• **What to work on**: Exact copy, no pictures: restate each entry below word for word.

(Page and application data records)
------

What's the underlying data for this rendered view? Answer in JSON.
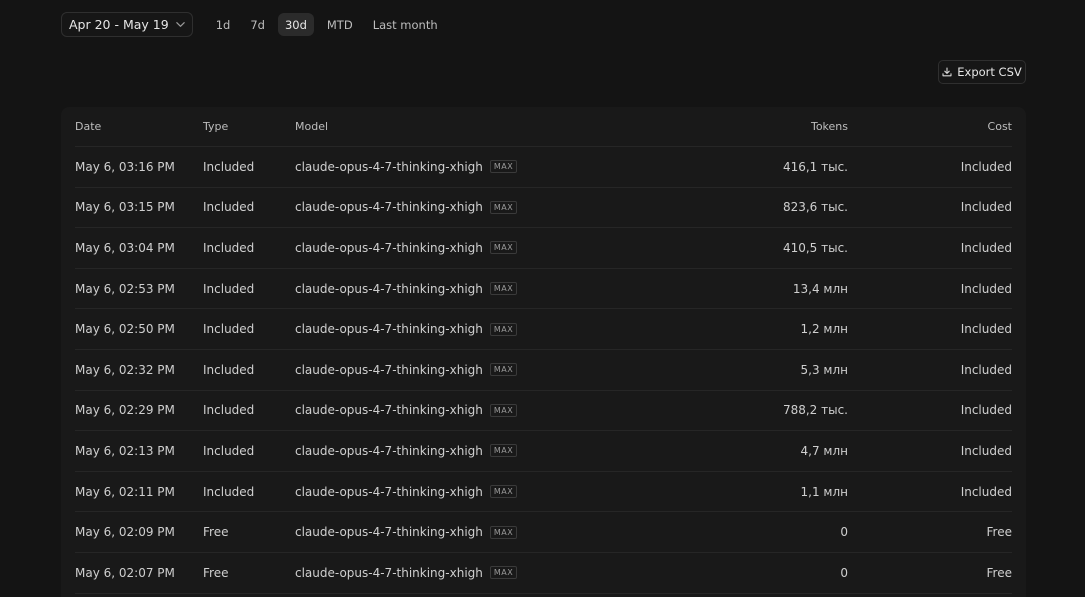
{
  "filters": {
    "date_range": "Apr 20 - May 19",
    "ranges": [
      "1d",
      "7d",
      "30d",
      "MTD",
      "Last month"
    ],
    "active_range": "30d"
  },
  "export": {
    "label": "Export CSV",
    "icon": "download-icon"
  },
  "table": {
    "columns": [
      "Date",
      "Type",
      "Model",
      "Tokens",
      "Cost"
    ],
    "badge_label": "MAX",
    "rows": [
      {
        "date": "May 6, 03:16 PM",
        "type": "Included",
        "model": "claude-opus-4-7-thinking-xhigh",
        "tokens": "416,1 тыс.",
        "cost": "Included"
      },
      {
        "date": "May 6, 03:15 PM",
        "type": "Included",
        "model": "claude-opus-4-7-thinking-xhigh",
        "tokens": "823,6 тыс.",
        "cost": "Included"
      },
      {
        "date": "May 6, 03:04 PM",
        "type": "Included",
        "model": "claude-opus-4-7-thinking-xhigh",
        "tokens": "410,5 тыс.",
        "cost": "Included"
      },
      {
        "date": "May 6, 02:53 PM",
        "type": "Included",
        "model": "claude-opus-4-7-thinking-xhigh",
        "tokens": "13,4 млн",
        "cost": "Included"
      },
      {
        "date": "May 6, 02:50 PM",
        "type": "Included",
        "model": "claude-opus-4-7-thinking-xhigh",
        "tokens": "1,2 млн",
        "cost": "Included"
      },
      {
        "date": "May 6, 02:32 PM",
        "type": "Included",
        "model": "claude-opus-4-7-thinking-xhigh",
        "tokens": "5,3 млн",
        "cost": "Included"
      },
      {
        "date": "May 6, 02:29 PM",
        "type": "Included",
        "model": "claude-opus-4-7-thinking-xhigh",
        "tokens": "788,2 тыс.",
        "cost": "Included"
      },
      {
        "date": "May 6, 02:13 PM",
        "type": "Included",
        "model": "claude-opus-4-7-thinking-xhigh",
        "tokens": "4,7 млн",
        "cost": "Included"
      },
      {
        "date": "May 6, 02:11 PM",
        "type": "Included",
        "model": "claude-opus-4-7-thinking-xhigh",
        "tokens": "1,1 млн",
        "cost": "Included"
      },
      {
        "date": "May 6, 02:09 PM",
        "type": "Free",
        "model": "claude-opus-4-7-thinking-xhigh",
        "tokens": "0",
        "cost": "Free"
      },
      {
        "date": "May 6, 02:07 PM",
        "type": "Free",
        "model": "claude-opus-4-7-thinking-xhigh",
        "tokens": "0",
        "cost": "Free"
      }
    ]
  }
}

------

• **Solution for this exercise**:
What's the underlying data for this rendered view? Answer in JSON.
{
  "filters": {
    "date_range": "Apr 20 - May 19",
    "ranges": [
      "1d",
      "7d",
      "30d",
      "MTD",
      "Last month"
    ],
    "active_range": "30d"
  },
  "export": {
    "label": "Export CSV",
    "icon": "download-icon"
  },
  "table": {
    "columns": [
      "Date",
      "Type",
      "Model",
      "Tokens",
      "Cost"
    ],
    "badge_label": "MAX",
    "rows": [
      {
        "date": "May 6, 03:16 PM",
        "type": "Included",
        "model": "claude-opus-4-7-thinking-xhigh",
        "tokens": "416,1 тыс.",
        "cost": "Included"
      },
      {
        "date": "May 6, 03:15 PM",
        "type": "Included",
        "model": "claude-opus-4-7-thinking-xhigh",
        "tokens": "823,6 тыс.",
        "cost": "Included"
      },
      {
        "date": "May 6, 03:04 PM",
        "type": "Included",
        "model": "claude-opus-4-7-thinking-xhigh",
        "tokens": "410,5 тыс.",
        "cost": "Included"
      },
      {
        "date": "May 6, 02:53 PM",
        "type": "Included",
        "model": "claude-opus-4-7-thinking-xhigh",
        "tokens": "13,4 млн",
        "cost": "Included"
      },
      {
        "date": "May 6, 02:50 PM",
        "type": "Included",
        "model": "claude-opus-4-7-thinking-xhigh",
        "tokens": "1,2 млн",
        "cost": "Included"
      },
      {
        "date": "May 6, 02:32 PM",
        "type": "Included",
        "model": "claude-opus-4-7-thinking-xhigh",
        "tokens": "5,3 млн",
        "cost": "Included"
      },
      {
        "date": "May 6, 02:29 PM",
        "type": "Included",
        "model": "claude-opus-4-7-thinking-xhigh",
        "tokens": "788,2 тыс.",
        "cost": "Included"
      },
      {
        "date": "May 6, 02:13 PM",
        "type": "Included",
        "model": "claude-opus-4-7-thinking-xhigh",
        "tokens": "4,7 млн",
        "cost": "Included"
      },
      {
        "date": "May 6, 02:11 PM",
        "type": "Included",
        "model": "claude-opus-4-7-thinking-xhigh",
        "tokens": "1,1 млн",
        "cost": "Included"
      },
      {
        "date": "May 6, 02:09 PM",
        "type": "Free",
        "model": "claude-opus-4-7-thinking-xhigh",
        "tokens": "0",
        "cost": "Free"
      },
      {
        "date": "May 6, 02:07 PM",
        "type": "Free",
        "model": "claude-opus-4-7-thinking-xhigh",
        "tokens": "0",
        "cost": "Free"
      }
    ]
  }
}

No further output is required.